## AIM OF THE TASK
Make an exact copy of the records below. Include every line.

## AVAILABLE DATA
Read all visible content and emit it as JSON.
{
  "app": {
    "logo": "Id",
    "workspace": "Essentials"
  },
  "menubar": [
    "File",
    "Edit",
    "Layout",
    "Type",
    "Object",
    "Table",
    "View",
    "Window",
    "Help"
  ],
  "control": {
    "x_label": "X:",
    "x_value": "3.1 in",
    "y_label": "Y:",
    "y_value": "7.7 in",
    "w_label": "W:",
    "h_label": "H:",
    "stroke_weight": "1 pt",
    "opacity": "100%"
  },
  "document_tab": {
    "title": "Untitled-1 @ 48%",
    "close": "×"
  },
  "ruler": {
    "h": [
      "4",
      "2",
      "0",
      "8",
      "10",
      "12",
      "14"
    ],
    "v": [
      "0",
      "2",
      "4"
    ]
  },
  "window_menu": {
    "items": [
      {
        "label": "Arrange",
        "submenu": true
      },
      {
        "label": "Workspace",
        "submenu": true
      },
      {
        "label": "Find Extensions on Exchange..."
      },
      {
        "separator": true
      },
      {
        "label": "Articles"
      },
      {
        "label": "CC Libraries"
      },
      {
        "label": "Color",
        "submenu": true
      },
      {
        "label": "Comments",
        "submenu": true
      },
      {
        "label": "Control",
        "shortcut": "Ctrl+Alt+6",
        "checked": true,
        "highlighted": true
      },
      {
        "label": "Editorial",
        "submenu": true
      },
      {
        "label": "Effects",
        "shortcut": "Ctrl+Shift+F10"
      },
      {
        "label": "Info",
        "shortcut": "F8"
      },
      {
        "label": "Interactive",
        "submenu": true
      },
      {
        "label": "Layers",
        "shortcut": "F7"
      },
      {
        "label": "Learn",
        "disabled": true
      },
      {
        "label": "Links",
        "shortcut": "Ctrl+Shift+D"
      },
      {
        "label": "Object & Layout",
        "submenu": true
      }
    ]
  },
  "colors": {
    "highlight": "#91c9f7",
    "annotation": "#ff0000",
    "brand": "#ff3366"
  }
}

## TASK RESULT
Read all visible content and emit it as JSON.
{
  "app": {
    "logo": "Id",
    "workspace": "Essentials"
  },
  "menubar": [
    "File",
    "Edit",
    "Layout",
    "Type",
    "Object",
    "Table",
    "View",
    "Window",
    "Help"
  ],
  "control": {
    "x_label": "X:",
    "x_value": "3.1 in",
    "y_label": "Y:",
    "y_value": "7.7 in",
    "w_label": "W:",
    "h_label": "H:",
    "stroke_weight": "1 pt",
    "opacity": "100%"
  },
  "document_tab": {
    "title": "Untitled-1 @ 48%",
    "close": "×"
  },
  "ruler": {
    "h": [
      "4",
      "2",
      "0",
      "8",
      "10",
      "12",
      "14"
    ],
    "v": [
      "0",
      "2",
      "4"
    ]
  },
  "window_menu": {
    "items": [
      {
        "label": "Arrange",
        "submenu": true
      },
      {
        "label": "Workspace",
        "submenu": true
      },
      {
        "label": "Find Extensions on Exchange..."
      },
      {
        "separator": true
      },
      {
        "label": "Articles"
      },
      {
        "label": "CC Libraries"
      },
      {
        "label": "Color",
        "submenu": true
      },
      {
        "label": "Comments",
        "submenu": true
      },
      {
        "label": "Control",
        "shortcut": "Ctrl+Alt+6",
        "checked": true,
        "highlighted": true
      },
      {
        "label": "Editorial",
        "submenu": true
      },
      {
        "label": "Effects",
        "shortcut": "Ctrl+Shift+F10"
      },
      {
        "label": "Info",
        "shortcut": "F8"
      },
      {
        "label": "Interactive",
        "submenu": true
      },
      {
        "label": "Layers",
        "shortcut": "F7"
      },
      {
        "label": "Learn",
        "disabled": true
      },
      {
        "label": "Links",
        "shortcut": "Ctrl+Shift+D"
      },
      {
        "label": "Object & Layout",
        "submenu": true
      }
    ]
  },
  "colors": {
    "highlight": "#91c9f7",
    "annotation": "#ff0000",
    "brand": "#ff3366"
  }
}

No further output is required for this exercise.